> **PROBLEM DETAILS**
Copy all lines holding the word "Trump" from the entries.

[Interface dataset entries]
* * * *
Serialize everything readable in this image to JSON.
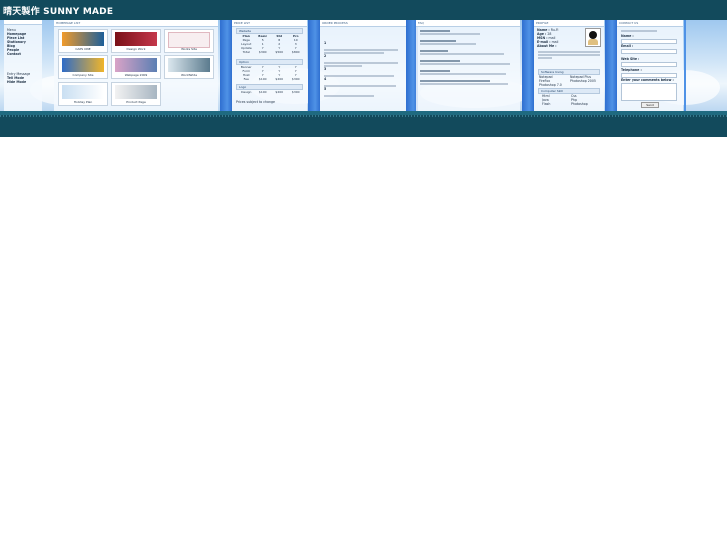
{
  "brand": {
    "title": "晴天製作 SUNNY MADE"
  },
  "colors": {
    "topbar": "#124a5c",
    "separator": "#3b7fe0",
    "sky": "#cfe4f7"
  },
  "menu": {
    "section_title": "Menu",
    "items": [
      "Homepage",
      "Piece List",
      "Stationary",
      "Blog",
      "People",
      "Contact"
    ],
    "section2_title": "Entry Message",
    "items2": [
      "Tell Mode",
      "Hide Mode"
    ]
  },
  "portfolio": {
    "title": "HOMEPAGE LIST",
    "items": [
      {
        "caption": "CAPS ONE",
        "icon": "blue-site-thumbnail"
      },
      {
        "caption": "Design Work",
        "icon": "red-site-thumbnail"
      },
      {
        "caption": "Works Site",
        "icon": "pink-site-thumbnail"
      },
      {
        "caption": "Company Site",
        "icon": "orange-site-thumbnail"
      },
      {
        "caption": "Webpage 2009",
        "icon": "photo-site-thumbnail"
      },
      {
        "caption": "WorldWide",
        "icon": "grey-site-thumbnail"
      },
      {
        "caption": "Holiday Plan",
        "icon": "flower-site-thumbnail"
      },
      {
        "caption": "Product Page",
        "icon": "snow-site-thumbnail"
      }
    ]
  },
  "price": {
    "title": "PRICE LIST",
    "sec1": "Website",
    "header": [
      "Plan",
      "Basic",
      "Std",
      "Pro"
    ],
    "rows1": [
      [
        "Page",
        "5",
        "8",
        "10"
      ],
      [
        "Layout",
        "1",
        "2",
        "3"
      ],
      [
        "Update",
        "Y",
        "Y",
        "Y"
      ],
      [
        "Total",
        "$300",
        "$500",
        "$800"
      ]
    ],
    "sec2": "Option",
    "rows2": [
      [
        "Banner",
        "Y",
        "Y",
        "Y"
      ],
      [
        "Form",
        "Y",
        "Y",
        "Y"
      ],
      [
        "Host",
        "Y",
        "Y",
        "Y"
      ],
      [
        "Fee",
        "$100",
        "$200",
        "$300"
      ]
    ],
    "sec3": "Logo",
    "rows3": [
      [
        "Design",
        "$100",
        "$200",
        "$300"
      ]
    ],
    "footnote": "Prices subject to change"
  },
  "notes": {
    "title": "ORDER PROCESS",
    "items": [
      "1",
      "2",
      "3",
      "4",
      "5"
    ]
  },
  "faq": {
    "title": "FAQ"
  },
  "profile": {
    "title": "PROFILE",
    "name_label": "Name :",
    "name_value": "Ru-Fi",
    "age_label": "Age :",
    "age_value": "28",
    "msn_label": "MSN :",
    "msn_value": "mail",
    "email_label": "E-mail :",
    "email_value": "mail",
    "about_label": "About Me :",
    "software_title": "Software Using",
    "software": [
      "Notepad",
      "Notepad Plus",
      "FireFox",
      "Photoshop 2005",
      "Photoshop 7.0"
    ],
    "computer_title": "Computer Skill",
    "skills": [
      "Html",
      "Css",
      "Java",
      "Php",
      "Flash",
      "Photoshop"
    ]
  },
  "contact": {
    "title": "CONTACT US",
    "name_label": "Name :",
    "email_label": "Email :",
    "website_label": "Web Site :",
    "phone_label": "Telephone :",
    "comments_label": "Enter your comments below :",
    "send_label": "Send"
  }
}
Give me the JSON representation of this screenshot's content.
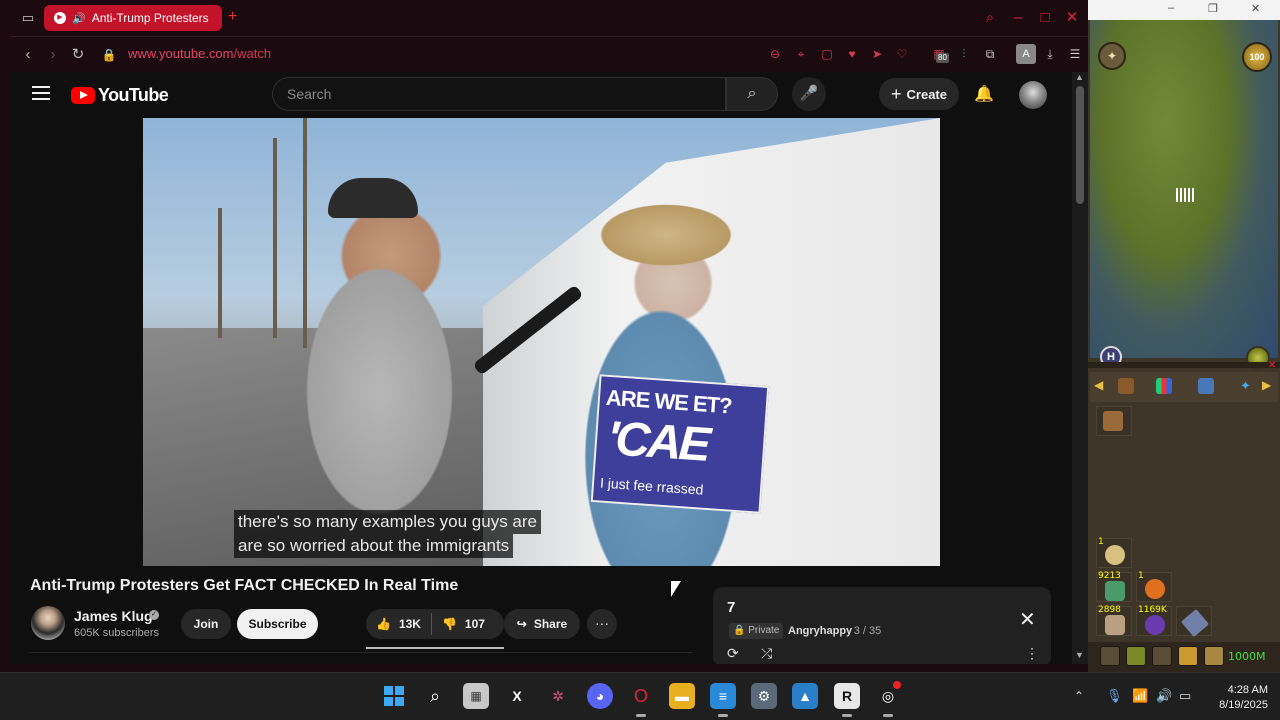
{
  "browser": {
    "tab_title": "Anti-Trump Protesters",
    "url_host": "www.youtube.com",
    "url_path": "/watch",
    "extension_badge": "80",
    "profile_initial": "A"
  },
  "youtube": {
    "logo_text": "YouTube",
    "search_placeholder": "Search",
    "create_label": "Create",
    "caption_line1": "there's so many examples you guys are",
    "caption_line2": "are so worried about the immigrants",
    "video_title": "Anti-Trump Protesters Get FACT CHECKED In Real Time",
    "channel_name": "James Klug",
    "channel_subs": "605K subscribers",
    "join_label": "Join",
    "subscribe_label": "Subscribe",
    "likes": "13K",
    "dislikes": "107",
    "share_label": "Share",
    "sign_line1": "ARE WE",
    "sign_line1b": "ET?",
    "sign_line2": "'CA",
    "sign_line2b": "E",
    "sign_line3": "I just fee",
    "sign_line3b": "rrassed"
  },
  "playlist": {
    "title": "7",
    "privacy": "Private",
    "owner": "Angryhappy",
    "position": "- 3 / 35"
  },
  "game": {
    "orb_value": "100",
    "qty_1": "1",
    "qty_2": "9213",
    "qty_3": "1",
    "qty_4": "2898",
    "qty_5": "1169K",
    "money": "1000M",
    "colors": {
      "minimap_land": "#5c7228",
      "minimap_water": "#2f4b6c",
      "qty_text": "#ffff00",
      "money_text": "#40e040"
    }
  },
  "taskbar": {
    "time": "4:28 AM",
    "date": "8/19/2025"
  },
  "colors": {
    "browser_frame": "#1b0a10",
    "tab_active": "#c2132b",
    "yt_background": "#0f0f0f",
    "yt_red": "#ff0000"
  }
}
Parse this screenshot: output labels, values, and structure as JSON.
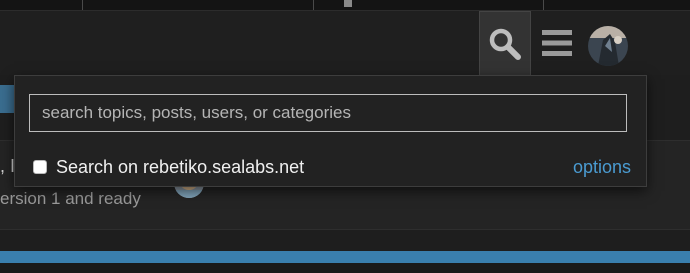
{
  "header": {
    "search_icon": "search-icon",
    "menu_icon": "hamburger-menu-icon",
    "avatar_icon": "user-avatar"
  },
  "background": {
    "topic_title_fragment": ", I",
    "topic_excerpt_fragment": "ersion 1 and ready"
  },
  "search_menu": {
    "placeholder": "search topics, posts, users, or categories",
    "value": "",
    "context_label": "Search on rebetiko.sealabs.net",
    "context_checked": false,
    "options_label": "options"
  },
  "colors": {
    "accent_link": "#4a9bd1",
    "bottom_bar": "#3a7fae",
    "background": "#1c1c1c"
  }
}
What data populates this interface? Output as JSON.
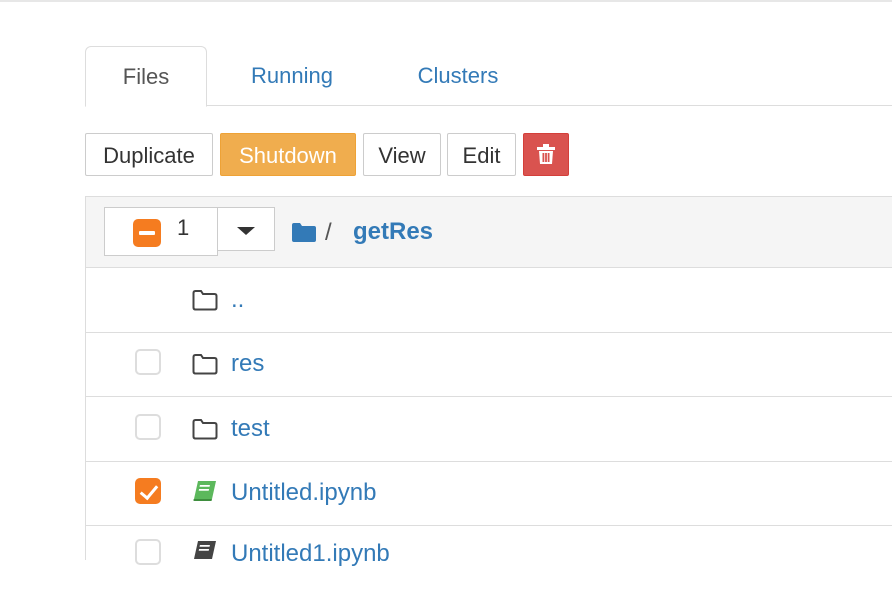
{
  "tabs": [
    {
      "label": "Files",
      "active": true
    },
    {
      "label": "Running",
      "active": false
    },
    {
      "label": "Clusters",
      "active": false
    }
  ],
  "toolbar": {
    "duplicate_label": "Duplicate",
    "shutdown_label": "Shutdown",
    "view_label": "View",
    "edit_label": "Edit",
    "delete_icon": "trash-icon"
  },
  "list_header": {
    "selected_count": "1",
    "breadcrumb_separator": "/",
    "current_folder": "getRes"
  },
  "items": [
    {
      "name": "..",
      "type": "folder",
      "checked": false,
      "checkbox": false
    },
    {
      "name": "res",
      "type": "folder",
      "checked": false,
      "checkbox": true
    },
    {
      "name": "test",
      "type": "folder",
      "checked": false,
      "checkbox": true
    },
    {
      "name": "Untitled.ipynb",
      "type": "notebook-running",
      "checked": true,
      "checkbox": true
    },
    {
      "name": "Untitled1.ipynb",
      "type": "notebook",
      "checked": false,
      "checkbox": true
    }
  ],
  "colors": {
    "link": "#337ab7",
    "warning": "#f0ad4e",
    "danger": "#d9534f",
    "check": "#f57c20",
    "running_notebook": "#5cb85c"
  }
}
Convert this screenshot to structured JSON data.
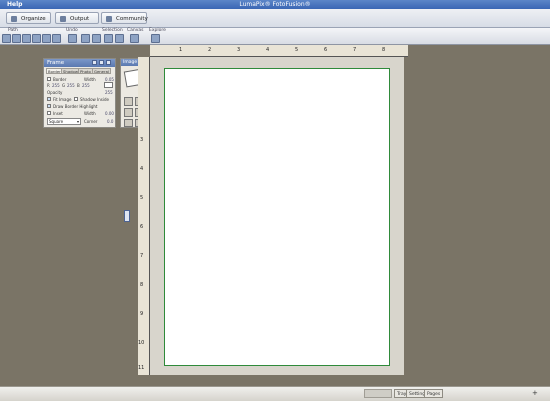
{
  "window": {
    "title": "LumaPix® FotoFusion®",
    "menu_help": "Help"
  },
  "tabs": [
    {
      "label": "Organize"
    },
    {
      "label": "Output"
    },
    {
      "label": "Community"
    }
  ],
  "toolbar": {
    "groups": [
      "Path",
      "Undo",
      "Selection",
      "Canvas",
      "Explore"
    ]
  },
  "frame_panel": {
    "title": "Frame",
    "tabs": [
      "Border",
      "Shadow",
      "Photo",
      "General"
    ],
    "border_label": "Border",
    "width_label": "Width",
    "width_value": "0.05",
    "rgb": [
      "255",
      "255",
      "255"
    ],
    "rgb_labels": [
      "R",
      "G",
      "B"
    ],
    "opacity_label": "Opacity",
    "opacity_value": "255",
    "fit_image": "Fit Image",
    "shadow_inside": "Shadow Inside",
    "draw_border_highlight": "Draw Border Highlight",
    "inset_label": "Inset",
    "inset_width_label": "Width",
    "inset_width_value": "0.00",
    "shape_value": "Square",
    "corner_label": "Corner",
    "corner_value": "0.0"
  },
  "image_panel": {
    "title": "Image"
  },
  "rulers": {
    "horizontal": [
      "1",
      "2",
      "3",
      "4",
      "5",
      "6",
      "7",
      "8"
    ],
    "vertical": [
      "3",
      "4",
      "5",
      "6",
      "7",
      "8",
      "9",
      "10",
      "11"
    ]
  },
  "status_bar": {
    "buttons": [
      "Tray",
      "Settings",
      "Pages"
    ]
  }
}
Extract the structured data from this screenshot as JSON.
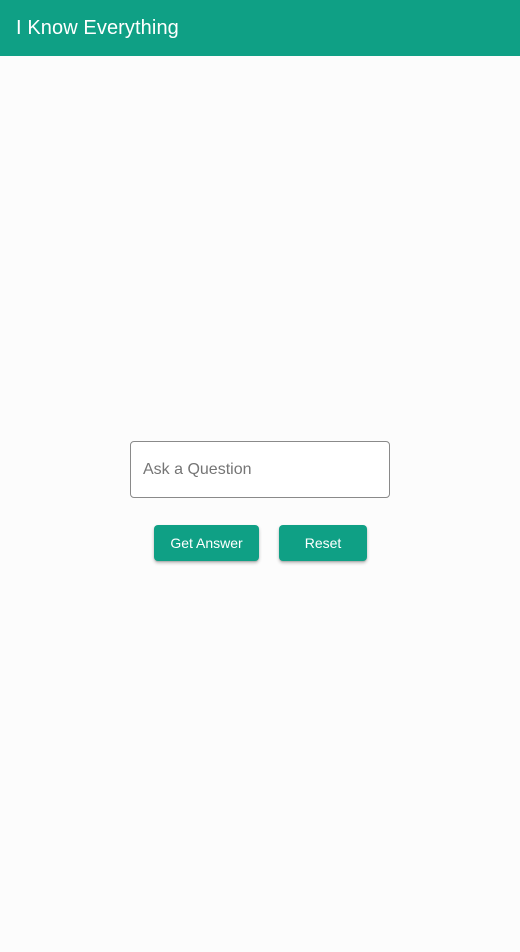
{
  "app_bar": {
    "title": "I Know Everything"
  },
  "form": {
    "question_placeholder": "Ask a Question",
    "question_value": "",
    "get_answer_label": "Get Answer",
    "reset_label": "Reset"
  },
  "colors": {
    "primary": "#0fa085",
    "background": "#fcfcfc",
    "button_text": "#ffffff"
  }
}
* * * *
> **SOLUTION TO THIS TASK**
    "tab_title": "Anti-Trump Protesters",
    "video_title": "Anti-Trump Protesters Get FACT CHECKED In Real Time",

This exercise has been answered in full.